→ **Information given**:
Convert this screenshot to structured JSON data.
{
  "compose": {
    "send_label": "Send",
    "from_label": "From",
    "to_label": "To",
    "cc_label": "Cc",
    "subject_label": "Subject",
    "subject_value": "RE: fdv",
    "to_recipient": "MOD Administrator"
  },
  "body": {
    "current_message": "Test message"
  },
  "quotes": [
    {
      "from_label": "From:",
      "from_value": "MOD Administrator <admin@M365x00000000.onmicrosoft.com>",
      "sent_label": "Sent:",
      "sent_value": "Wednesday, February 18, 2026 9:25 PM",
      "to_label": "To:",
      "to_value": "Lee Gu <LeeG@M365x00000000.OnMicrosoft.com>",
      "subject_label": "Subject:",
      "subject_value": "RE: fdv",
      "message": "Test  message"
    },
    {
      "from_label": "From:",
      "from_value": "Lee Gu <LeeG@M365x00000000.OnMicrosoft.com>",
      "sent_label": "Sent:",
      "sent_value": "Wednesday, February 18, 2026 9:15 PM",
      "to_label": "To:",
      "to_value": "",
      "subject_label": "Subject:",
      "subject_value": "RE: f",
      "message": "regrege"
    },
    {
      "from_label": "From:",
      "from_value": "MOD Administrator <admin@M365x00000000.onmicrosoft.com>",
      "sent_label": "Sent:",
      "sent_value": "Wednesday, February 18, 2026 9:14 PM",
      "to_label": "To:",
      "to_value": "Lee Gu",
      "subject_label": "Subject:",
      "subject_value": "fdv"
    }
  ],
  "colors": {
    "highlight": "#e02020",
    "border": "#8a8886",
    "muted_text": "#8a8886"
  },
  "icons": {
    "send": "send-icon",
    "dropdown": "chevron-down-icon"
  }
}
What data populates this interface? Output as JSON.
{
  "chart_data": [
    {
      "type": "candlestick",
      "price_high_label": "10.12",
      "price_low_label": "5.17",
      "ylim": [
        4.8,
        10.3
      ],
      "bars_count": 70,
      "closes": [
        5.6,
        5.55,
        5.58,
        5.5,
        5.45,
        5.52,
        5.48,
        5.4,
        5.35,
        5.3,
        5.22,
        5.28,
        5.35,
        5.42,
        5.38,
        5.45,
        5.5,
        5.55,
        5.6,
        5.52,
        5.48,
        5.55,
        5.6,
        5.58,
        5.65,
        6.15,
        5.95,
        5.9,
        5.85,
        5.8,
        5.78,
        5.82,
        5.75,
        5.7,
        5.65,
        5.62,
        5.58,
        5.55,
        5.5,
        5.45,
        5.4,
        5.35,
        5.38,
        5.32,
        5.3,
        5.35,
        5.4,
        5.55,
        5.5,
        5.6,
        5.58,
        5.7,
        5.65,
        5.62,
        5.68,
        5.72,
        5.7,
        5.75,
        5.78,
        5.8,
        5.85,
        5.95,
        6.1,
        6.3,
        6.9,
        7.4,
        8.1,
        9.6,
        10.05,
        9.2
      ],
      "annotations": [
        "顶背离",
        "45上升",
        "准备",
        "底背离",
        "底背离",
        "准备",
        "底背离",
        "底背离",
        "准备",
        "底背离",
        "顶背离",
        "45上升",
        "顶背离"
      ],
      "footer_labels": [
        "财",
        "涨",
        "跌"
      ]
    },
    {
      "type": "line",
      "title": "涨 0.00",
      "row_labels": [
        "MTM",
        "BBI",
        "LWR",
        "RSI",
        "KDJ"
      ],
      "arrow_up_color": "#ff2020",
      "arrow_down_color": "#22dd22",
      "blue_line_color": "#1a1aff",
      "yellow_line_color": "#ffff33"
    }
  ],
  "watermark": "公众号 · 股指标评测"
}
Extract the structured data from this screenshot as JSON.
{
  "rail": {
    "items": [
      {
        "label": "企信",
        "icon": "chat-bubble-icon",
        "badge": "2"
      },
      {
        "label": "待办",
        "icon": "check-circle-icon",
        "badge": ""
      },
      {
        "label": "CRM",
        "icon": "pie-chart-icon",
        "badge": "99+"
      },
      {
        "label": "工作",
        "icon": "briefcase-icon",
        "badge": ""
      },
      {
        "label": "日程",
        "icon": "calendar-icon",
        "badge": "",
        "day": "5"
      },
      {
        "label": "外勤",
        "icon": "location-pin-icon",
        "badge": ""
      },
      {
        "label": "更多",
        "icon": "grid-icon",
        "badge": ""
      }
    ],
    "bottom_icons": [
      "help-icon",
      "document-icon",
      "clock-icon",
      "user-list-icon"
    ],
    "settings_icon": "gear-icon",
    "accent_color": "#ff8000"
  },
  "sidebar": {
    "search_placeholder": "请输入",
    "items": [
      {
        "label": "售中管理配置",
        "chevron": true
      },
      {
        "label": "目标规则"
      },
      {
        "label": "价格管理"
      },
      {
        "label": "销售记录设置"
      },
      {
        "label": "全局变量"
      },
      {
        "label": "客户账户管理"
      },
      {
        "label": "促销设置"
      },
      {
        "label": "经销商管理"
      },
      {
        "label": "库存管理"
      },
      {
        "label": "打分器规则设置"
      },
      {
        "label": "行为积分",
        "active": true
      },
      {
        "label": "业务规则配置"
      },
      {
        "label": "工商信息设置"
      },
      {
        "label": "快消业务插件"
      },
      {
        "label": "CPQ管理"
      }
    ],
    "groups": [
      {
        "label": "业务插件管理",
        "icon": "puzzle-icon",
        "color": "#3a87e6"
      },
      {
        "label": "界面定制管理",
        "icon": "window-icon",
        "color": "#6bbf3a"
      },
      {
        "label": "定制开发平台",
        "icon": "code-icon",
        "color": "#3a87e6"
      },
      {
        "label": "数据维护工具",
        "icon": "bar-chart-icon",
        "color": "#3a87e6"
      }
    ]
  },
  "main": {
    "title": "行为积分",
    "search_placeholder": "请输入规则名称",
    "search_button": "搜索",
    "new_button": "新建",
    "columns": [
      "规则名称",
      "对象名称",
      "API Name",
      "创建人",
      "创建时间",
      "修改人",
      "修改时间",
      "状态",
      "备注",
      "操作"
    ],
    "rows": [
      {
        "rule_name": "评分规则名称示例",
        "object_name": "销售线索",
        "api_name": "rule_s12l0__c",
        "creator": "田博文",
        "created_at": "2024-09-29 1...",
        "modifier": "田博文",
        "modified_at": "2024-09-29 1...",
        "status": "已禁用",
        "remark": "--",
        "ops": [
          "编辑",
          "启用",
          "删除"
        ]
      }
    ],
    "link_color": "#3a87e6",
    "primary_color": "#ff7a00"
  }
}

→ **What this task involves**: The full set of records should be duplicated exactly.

→ **Your solution**:
Convert this screenshot to structured JSON data.
{
  "compose": {
    "send_label": "Send",
    "from_label": "From",
    "to_label": "To",
    "cc_label": "Cc",
    "subject_label": "Subject",
    "subject_value": "RE: fdv",
    "to_recipient": "MOD Administrator"
  },
  "body": {
    "current_message": "Test message"
  },
  "quotes": [
    {
      "from_label": "From:",
      "from_value": "MOD Administrator <admin@M365x00000000.onmicrosoft.com>",
      "sent_label": "Sent:",
      "sent_value": "Wednesday, February 18, 2026 9:25 PM",
      "to_label": "To:",
      "to_value": "Lee Gu <LeeG@M365x00000000.OnMicrosoft.com>",
      "subject_label": "Subject:",
      "subject_value": "RE: fdv",
      "message": "Test  message"
    },
    {
      "from_label": "From:",
      "from_value": "Lee Gu <LeeG@M365x00000000.OnMicrosoft.com>",
      "sent_label": "Sent:",
      "sent_value": "Wednesday, February 18, 2026 9:15 PM",
      "to_label": "To:",
      "to_value": "",
      "subject_label": "Subject:",
      "subject_value": "RE: f",
      "message": "regrege"
    },
    {
      "from_label": "From:",
      "from_value": "MOD Administrator <admin@M365x00000000.onmicrosoft.com>",
      "sent_label": "Sent:",
      "sent_value": "Wednesday, February 18, 2026 9:14 PM",
      "to_label": "To:",
      "to_value": "Lee Gu",
      "subject_label": "Subject:",
      "subject_value": "fdv"
    }
  ],
  "colors": {
    "highlight": "#e02020",
    "border": "#8a8886",
    "muted_text": "#8a8886"
  },
  "icons": {
    "send": "send-icon",
    "dropdown": "chevron-down-icon"
  }
}
What data populates this interface? Output as JSON.
{
  "chart_data": [
    {
      "type": "candlestick",
      "price_high_label": "10.12",
      "price_low_label": "5.17",
      "ylim": [
        4.8,
        10.3
      ],
      "bars_count": 70,
      "closes": [
        5.6,
        5.55,
        5.58,
        5.5,
        5.45,
        5.52,
        5.48,
        5.4,
        5.35,
        5.3,
        5.22,
        5.28,
        5.35,
        5.42,
        5.38,
        5.45,
        5.5,
        5.55,
        5.6,
        5.52,
        5.48,
        5.55,
        5.6,
        5.58,
        5.65,
        6.15,
        5.95,
        5.9,
        5.85,
        5.8,
        5.78,
        5.82,
        5.75,
        5.7,
        5.65,
        5.62,
        5.58,
        5.55,
        5.5,
        5.45,
        5.4,
        5.35,
        5.38,
        5.32,
        5.3,
        5.35,
        5.4,
        5.55,
        5.5,
        5.6,
        5.58,
        5.7,
        5.65,
        5.62,
        5.68,
        5.72,
        5.7,
        5.75,
        5.78,
        5.8,
        5.85,
        5.95,
        6.1,
        6.3,
        6.9,
        7.4,
        8.1,
        9.6,
        10.05,
        9.2
      ],
      "annotations": [
        "顶背离",
        "45上升",
        "准备",
        "底背离",
        "底背离",
        "准备",
        "底背离",
        "底背离",
        "准备",
        "底背离",
        "顶背离",
        "45上升",
        "顶背离"
      ],
      "footer_labels": [
        "财",
        "涨",
        "跌"
      ]
    },
    {
      "type": "line",
      "title": "涨 0.00",
      "row_labels": [
        "MTM",
        "BBI",
        "LWR",
        "RSI",
        "KDJ"
      ],
      "arrow_up_color": "#ff2020",
      "arrow_down_color": "#22dd22",
      "blue_line_color": "#1a1aff",
      "yellow_line_color": "#ffff33"
    }
  ],
  "watermark": "公众号 · 股指标评测"
}
Extract the structured data from this screenshot as JSON.
{
  "rail": {
    "items": [
      {
        "label": "企信",
        "icon": "chat-bubble-icon",
        "badge": "2"
      },
      {
        "label": "待办",
        "icon": "check-circle-icon",
        "badge": ""
      },
      {
        "label": "CRM",
        "icon": "pie-chart-icon",
        "badge": "99+"
      },
      {
        "label": "工作",
        "icon": "briefcase-icon",
        "badge": ""
      },
      {
        "label": "日程",
        "icon": "calendar-icon",
        "badge": "",
        "day": "5"
      },
      {
        "label": "外勤",
        "icon": "location-pin-icon",
        "badge": ""
      },
      {
        "label": "更多",
        "icon": "grid-icon",
        "badge": ""
      }
    ],
    "bottom_icons": [
      "help-icon",
      "document-icon",
      "clock-icon",
      "user-list-icon"
    ],
    "settings_icon": "gear-icon",
    "accent_color": "#ff8000"
  },
  "sidebar": {
    "search_placeholder": "请输入",
    "items": [
      {
        "label": "售中管理配置",
        "chevron": true
      },
      {
        "label": "目标规则"
      },
      {
        "label": "价格管理"
      },
      {
        "label": "销售记录设置"
      },
      {
        "label": "全局变量"
      },
      {
        "label": "客户账户管理"
      },
      {
        "label": "促销设置"
      },
      {
        "label": "经销商管理"
      },
      {
        "label": "库存管理"
      },
      {
        "label": "打分器规则设置"
      },
      {
        "label": "行为积分",
        "active": true
      },
      {
        "label": "业务规则配置"
      },
      {
        "label": "工商信息设置"
      },
      {
        "label": "快消业务插件"
      },
      {
        "label": "CPQ管理"
      }
    ],
    "groups": [
      {
        "label": "业务插件管理",
        "icon": "puzzle-icon",
        "color": "#3a87e6"
      },
      {
        "label": "界面定制管理",
        "icon": "window-icon",
        "color": "#6bbf3a"
      },
      {
        "label": "定制开发平台",
        "icon": "code-icon",
        "color": "#3a87e6"
      },
      {
        "label": "数据维护工具",
        "icon": "bar-chart-icon",
        "color": "#3a87e6"
      }
    ]
  },
  "main": {
    "title": "行为积分",
    "search_placeholder": "请输入规则名称",
    "search_button": "搜索",
    "new_button": "新建",
    "columns": [
      "规则名称",
      "对象名称",
      "API Name",
      "创建人",
      "创建时间",
      "修改人",
      "修改时间",
      "状态",
      "备注",
      "操作"
    ],
    "rows": [
      {
        "rule_name": "评分规则名称示例",
        "object_name": "销售线索",
        "api_name": "rule_s12l0__c",
        "creator": "田博文",
        "created_at": "2024-09-29 1...",
        "modifier": "田博文",
        "modified_at": "2024-09-29 1...",
        "status": "已禁用",
        "remark": "--",
        "ops": [
          "编辑",
          "启用",
          "删除"
        ]
      }
    ],
    "link_color": "#3a87e6",
    "primary_color": "#ff7a00"
  }
}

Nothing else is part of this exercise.